▸ Task requirements
Retype each of the entries below exactly as written.

▸ The data
Content starts
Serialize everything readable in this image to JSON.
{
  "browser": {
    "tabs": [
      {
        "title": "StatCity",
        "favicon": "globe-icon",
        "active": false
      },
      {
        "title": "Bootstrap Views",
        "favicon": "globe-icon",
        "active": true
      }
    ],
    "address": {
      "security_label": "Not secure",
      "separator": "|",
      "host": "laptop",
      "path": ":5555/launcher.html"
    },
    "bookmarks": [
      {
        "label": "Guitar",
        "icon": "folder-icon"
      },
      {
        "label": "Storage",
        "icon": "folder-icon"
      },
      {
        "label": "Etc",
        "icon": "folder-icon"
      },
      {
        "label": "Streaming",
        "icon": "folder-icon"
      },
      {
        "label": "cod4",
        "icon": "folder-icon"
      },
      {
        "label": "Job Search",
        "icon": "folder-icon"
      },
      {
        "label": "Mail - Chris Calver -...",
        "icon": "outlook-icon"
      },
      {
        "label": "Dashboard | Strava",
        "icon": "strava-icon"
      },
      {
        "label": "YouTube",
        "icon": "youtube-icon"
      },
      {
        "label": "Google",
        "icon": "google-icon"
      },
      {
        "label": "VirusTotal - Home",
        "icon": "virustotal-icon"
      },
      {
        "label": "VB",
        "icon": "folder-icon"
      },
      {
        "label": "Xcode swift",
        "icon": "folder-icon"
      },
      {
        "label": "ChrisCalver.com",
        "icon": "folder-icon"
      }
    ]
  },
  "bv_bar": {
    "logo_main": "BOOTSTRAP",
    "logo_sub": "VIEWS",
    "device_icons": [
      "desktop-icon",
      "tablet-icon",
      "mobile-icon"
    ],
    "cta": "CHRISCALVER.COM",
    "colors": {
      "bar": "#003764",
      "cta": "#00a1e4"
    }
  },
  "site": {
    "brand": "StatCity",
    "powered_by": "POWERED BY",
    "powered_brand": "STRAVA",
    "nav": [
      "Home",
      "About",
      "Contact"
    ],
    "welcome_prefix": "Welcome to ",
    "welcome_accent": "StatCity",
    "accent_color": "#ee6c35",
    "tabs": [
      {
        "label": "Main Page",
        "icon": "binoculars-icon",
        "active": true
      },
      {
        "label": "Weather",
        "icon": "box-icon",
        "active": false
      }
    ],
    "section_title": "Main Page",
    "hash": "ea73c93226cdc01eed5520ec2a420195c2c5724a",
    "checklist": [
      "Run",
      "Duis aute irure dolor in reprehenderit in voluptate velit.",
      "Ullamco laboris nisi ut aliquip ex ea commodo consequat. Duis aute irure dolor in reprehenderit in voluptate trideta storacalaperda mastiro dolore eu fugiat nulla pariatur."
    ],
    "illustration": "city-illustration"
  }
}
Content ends
▸ Finished task
Serialize everything readable in this image to JSON.
{
  "browser": {
    "tabs": [
      {
        "title": "StatCity",
        "favicon": "globe-icon",
        "active": false
      },
      {
        "title": "Bootstrap Views",
        "favicon": "globe-icon",
        "active": true
      }
    ],
    "address": {
      "security_label": "Not secure",
      "separator": "|",
      "host": "laptop",
      "path": ":5555/launcher.html"
    },
    "bookmarks": [
      {
        "label": "Guitar",
        "icon": "folder-icon"
      },
      {
        "label": "Storage",
        "icon": "folder-icon"
      },
      {
        "label": "Etc",
        "icon": "folder-icon"
      },
      {
        "label": "Streaming",
        "icon": "folder-icon"
      },
      {
        "label": "cod4",
        "icon": "folder-icon"
      },
      {
        "label": "Job Search",
        "icon": "folder-icon"
      },
      {
        "label": "Mail - Chris Calver -...",
        "icon": "outlook-icon"
      },
      {
        "label": "Dashboard | Strava",
        "icon": "strava-icon"
      },
      {
        "label": "YouTube",
        "icon": "youtube-icon"
      },
      {
        "label": "Google",
        "icon": "google-icon"
      },
      {
        "label": "VirusTotal - Home",
        "icon": "virustotal-icon"
      },
      {
        "label": "VB",
        "icon": "folder-icon"
      },
      {
        "label": "Xcode swift",
        "icon": "folder-icon"
      },
      {
        "label": "ChrisCalver.com",
        "icon": "folder-icon"
      }
    ]
  },
  "bv_bar": {
    "logo_main": "BOOTSTRAP",
    "logo_sub": "VIEWS",
    "device_icons": [
      "desktop-icon",
      "tablet-icon",
      "mobile-icon"
    ],
    "cta": "CHRISCALVER.COM",
    "colors": {
      "bar": "#003764",
      "cta": "#00a1e4"
    }
  },
  "site": {
    "brand": "StatCity",
    "powered_by": "POWERED BY",
    "powered_brand": "STRAVA",
    "nav": [
      "Home",
      "About",
      "Contact"
    ],
    "welcome_prefix": "Welcome to ",
    "welcome_accent": "StatCity",
    "accent_color": "#ee6c35",
    "tabs": [
      {
        "label": "Main Page",
        "icon": "binoculars-icon",
        "active": true
      },
      {
        "label": "Weather",
        "icon": "box-icon",
        "active": false
      }
    ],
    "section_title": "Main Page",
    "hash": "ea73c93226cdc01eed5520ec2a420195c2c5724a",
    "checklist": [
      "Run",
      "Duis aute irure dolor in reprehenderit in voluptate velit.",
      "Ullamco laboris nisi ut aliquip ex ea commodo consequat. Duis aute irure dolor in reprehenderit in voluptate trideta storacalaperda mastiro dolore eu fugiat nulla pariatur."
    ],
    "illustration": "city-illustration"
  }
}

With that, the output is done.